* WORK TASK: Copy out lines with the word "Files" from the material that follows.

* DATA FOR THE TASK:
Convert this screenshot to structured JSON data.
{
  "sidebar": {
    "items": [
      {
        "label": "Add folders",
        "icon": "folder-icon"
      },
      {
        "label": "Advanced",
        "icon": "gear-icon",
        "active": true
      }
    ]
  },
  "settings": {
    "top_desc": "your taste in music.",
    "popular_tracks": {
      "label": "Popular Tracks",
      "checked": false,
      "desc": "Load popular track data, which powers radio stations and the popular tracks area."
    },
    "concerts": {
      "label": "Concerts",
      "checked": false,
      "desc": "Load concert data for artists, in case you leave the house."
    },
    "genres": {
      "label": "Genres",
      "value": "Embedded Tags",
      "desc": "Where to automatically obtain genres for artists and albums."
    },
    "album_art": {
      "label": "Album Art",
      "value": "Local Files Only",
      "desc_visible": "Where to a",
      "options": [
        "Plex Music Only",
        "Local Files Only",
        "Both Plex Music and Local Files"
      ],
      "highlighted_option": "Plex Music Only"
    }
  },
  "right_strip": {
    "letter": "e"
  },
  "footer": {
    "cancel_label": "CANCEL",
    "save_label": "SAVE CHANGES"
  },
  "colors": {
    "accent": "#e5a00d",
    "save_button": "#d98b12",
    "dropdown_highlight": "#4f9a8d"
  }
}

* ANSWER BOX:
      "value": "Local Files Only",
        "Local Files Only",
        "Both Plex Music and Local Files"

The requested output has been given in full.